== SUPPLIED INFORMATION ==

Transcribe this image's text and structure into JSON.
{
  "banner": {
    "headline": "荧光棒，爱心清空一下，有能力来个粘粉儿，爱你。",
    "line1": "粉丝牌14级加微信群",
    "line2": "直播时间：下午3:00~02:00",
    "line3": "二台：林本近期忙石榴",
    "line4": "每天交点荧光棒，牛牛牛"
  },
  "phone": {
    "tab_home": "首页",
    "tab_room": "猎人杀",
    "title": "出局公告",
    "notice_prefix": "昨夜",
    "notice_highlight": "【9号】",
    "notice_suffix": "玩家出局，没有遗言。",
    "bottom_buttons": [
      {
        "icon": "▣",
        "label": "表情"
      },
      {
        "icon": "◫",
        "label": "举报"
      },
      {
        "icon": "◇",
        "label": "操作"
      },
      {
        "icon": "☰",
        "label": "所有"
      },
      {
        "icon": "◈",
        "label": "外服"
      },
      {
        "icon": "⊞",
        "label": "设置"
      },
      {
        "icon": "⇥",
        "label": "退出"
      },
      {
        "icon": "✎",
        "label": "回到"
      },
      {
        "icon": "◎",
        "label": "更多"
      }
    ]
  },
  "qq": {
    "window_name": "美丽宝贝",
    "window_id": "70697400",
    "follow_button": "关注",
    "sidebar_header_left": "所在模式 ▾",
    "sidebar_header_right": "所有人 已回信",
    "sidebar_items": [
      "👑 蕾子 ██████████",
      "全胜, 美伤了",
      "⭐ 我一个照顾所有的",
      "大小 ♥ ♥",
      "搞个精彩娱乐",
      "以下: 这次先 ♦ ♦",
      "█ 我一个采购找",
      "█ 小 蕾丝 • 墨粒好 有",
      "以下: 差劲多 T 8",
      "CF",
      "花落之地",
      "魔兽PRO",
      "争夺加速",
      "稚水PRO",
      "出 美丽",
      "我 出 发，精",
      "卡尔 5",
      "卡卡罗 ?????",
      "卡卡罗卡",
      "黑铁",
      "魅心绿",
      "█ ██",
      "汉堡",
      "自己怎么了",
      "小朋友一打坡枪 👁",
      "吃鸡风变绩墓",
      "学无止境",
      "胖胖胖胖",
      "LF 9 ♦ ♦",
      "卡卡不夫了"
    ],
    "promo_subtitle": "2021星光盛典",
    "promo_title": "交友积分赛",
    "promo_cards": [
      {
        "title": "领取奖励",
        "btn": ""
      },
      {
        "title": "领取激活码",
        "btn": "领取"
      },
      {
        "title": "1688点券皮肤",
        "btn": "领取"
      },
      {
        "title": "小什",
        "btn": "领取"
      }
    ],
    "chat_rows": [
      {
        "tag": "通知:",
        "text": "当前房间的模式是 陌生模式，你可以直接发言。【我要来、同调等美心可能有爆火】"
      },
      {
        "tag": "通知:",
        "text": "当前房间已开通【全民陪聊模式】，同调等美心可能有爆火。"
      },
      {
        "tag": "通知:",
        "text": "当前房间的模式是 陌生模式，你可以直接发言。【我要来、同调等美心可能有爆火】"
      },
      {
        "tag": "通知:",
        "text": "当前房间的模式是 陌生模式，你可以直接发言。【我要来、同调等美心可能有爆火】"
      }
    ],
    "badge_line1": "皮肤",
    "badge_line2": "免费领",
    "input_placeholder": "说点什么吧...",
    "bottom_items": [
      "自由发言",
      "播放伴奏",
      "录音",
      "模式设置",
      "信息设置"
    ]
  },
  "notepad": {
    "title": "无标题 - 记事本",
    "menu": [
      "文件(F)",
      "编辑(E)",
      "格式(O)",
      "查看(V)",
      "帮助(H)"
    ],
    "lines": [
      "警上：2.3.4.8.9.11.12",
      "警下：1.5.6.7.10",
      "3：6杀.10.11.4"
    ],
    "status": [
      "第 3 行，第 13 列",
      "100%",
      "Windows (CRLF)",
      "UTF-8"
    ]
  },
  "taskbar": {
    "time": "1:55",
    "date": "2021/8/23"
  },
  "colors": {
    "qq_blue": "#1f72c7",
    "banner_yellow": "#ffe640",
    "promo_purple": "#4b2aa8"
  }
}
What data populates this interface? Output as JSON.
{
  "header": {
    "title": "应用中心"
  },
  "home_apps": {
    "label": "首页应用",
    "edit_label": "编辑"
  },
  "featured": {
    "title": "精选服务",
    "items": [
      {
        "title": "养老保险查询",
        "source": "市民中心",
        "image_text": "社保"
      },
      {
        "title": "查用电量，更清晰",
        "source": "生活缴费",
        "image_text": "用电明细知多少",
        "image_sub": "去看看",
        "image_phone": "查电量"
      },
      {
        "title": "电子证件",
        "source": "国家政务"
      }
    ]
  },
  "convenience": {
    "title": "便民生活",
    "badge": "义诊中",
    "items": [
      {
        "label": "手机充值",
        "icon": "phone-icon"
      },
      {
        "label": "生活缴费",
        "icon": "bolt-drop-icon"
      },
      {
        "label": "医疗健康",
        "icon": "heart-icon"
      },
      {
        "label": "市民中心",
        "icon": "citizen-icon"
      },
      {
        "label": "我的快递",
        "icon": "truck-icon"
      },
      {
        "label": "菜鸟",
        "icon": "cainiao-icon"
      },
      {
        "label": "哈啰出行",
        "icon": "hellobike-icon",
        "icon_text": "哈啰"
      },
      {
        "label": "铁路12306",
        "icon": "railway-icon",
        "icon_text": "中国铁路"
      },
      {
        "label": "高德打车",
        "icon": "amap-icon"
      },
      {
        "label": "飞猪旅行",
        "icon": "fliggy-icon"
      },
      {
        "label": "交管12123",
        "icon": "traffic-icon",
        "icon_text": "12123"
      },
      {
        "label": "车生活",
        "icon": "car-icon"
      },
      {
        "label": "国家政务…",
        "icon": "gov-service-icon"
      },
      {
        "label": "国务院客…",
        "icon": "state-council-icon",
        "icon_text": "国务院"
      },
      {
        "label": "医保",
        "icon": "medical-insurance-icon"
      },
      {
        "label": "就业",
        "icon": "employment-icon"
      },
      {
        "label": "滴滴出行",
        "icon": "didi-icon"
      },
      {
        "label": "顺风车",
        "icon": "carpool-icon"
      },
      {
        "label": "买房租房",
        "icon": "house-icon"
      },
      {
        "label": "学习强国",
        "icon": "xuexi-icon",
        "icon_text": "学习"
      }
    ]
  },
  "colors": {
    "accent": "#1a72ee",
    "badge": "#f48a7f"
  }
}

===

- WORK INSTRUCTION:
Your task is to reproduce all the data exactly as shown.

- YOUR RESPONSE:
Transcribe this image's text and structure into JSON.
{
  "banner": {
    "headline": "荧光棒，爱心清空一下，有能力来个粘粉儿，爱你。",
    "line1": "粉丝牌14级加微信群",
    "line2": "直播时间：下午3:00~02:00",
    "line3": "二台：林本近期忙石榴",
    "line4": "每天交点荧光棒，牛牛牛"
  },
  "phone": {
    "tab_home": "首页",
    "tab_room": "猎人杀",
    "title": "出局公告",
    "notice_prefix": "昨夜",
    "notice_highlight": "【9号】",
    "notice_suffix": "玩家出局，没有遗言。",
    "bottom_buttons": [
      {
        "icon": "▣",
        "label": "表情"
      },
      {
        "icon": "◫",
        "label": "举报"
      },
      {
        "icon": "◇",
        "label": "操作"
      },
      {
        "icon": "☰",
        "label": "所有"
      },
      {
        "icon": "◈",
        "label": "外服"
      },
      {
        "icon": "⊞",
        "label": "设置"
      },
      {
        "icon": "⇥",
        "label": "退出"
      },
      {
        "icon": "✎",
        "label": "回到"
      },
      {
        "icon": "◎",
        "label": "更多"
      }
    ]
  },
  "qq": {
    "window_name": "美丽宝贝",
    "window_id": "70697400",
    "follow_button": "关注",
    "sidebar_header_left": "所在模式 ▾",
    "sidebar_header_right": "所有人 已回信",
    "sidebar_items": [
      "👑 蕾子 ██████████",
      "全胜, 美伤了",
      "⭐ 我一个照顾所有的",
      "大小 ♥ ♥",
      "搞个精彩娱乐",
      "以下: 这次先 ♦ ♦",
      "█ 我一个采购找",
      "█ 小 蕾丝 • 墨粒好 有",
      "以下: 差劲多 T 8",
      "CF",
      "花落之地",
      "魔兽PRO",
      "争夺加速",
      "稚水PRO",
      "出 美丽",
      "我 出 发，精",
      "卡尔 5",
      "卡卡罗 ?????",
      "卡卡罗卡",
      "黑铁",
      "魅心绿",
      "█ ██",
      "汉堡",
      "自己怎么了",
      "小朋友一打坡枪 👁",
      "吃鸡风变绩墓",
      "学无止境",
      "胖胖胖胖",
      "LF 9 ♦ ♦",
      "卡卡不夫了"
    ],
    "promo_subtitle": "2021星光盛典",
    "promo_title": "交友积分赛",
    "promo_cards": [
      {
        "title": "领取奖励",
        "btn": ""
      },
      {
        "title": "领取激活码",
        "btn": "领取"
      },
      {
        "title": "1688点券皮肤",
        "btn": "领取"
      },
      {
        "title": "小什",
        "btn": "领取"
      }
    ],
    "chat_rows": [
      {
        "tag": "通知:",
        "text": "当前房间的模式是 陌生模式，你可以直接发言。【我要来、同调等美心可能有爆火】"
      },
      {
        "tag": "通知:",
        "text": "当前房间已开通【全民陪聊模式】，同调等美心可能有爆火。"
      },
      {
        "tag": "通知:",
        "text": "当前房间的模式是 陌生模式，你可以直接发言。【我要来、同调等美心可能有爆火】"
      },
      {
        "tag": "通知:",
        "text": "当前房间的模式是 陌生模式，你可以直接发言。【我要来、同调等美心可能有爆火】"
      }
    ],
    "badge_line1": "皮肤",
    "badge_line2": "免费领",
    "input_placeholder": "说点什么吧...",
    "bottom_items": [
      "自由发言",
      "播放伴奏",
      "录音",
      "模式设置",
      "信息设置"
    ]
  },
  "notepad": {
    "title": "无标题 - 记事本",
    "menu": [
      "文件(F)",
      "编辑(E)",
      "格式(O)",
      "查看(V)",
      "帮助(H)"
    ],
    "lines": [
      "警上：2.3.4.8.9.11.12",
      "警下：1.5.6.7.10",
      "3：6杀.10.11.4"
    ],
    "status": [
      "第 3 行，第 13 列",
      "100%",
      "Windows (CRLF)",
      "UTF-8"
    ]
  },
  "taskbar": {
    "time": "1:55",
    "date": "2021/8/23"
  },
  "colors": {
    "qq_blue": "#1f72c7",
    "banner_yellow": "#ffe640",
    "promo_purple": "#4b2aa8"
  }
}
What data populates this interface? Output as JSON.
{
  "header": {
    "title": "应用中心"
  },
  "home_apps": {
    "label": "首页应用",
    "edit_label": "编辑"
  },
  "featured": {
    "title": "精选服务",
    "items": [
      {
        "title": "养老保险查询",
        "source": "市民中心",
        "image_text": "社保"
      },
      {
        "title": "查用电量，更清晰",
        "source": "生活缴费",
        "image_text": "用电明细知多少",
        "image_sub": "去看看",
        "image_phone": "查电量"
      },
      {
        "title": "电子证件",
        "source": "国家政务"
      }
    ]
  },
  "convenience": {
    "title": "便民生活",
    "badge": "义诊中",
    "items": [
      {
        "label": "手机充值",
        "icon": "phone-icon"
      },
      {
        "label": "生活缴费",
        "icon": "bolt-drop-icon"
      },
      {
        "label": "医疗健康",
        "icon": "heart-icon"
      },
      {
        "label": "市民中心",
        "icon": "citizen-icon"
      },
      {
        "label": "我的快递",
        "icon": "truck-icon"
      },
      {
        "label": "菜鸟",
        "icon": "cainiao-icon"
      },
      {
        "label": "哈啰出行",
        "icon": "hellobike-icon",
        "icon_text": "哈啰"
      },
      {
        "label": "铁路12306",
        "icon": "railway-icon",
        "icon_text": "中国铁路"
      },
      {
        "label": "高德打车",
        "icon": "amap-icon"
      },
      {
        "label": "飞猪旅行",
        "icon": "fliggy-icon"
      },
      {
        "label": "交管12123",
        "icon": "traffic-icon",
        "icon_text": "12123"
      },
      {
        "label": "车生活",
        "icon": "car-icon"
      },
      {
        "label": "国家政务…",
        "icon": "gov-service-icon"
      },
      {
        "label": "国务院客…",
        "icon": "state-council-icon",
        "icon_text": "国务院"
      },
      {
        "label": "医保",
        "icon": "medical-insurance-icon"
      },
      {
        "label": "就业",
        "icon": "employment-icon"
      },
      {
        "label": "滴滴出行",
        "icon": "didi-icon"
      },
      {
        "label": "顺风车",
        "icon": "carpool-icon"
      },
      {
        "label": "买房租房",
        "icon": "house-icon"
      },
      {
        "label": "学习强国",
        "icon": "xuexi-icon",
        "icon_text": "学习"
      }
    ]
  },
  "colors": {
    "accent": "#1a72ee",
    "badge": "#f48a7f"
  }
}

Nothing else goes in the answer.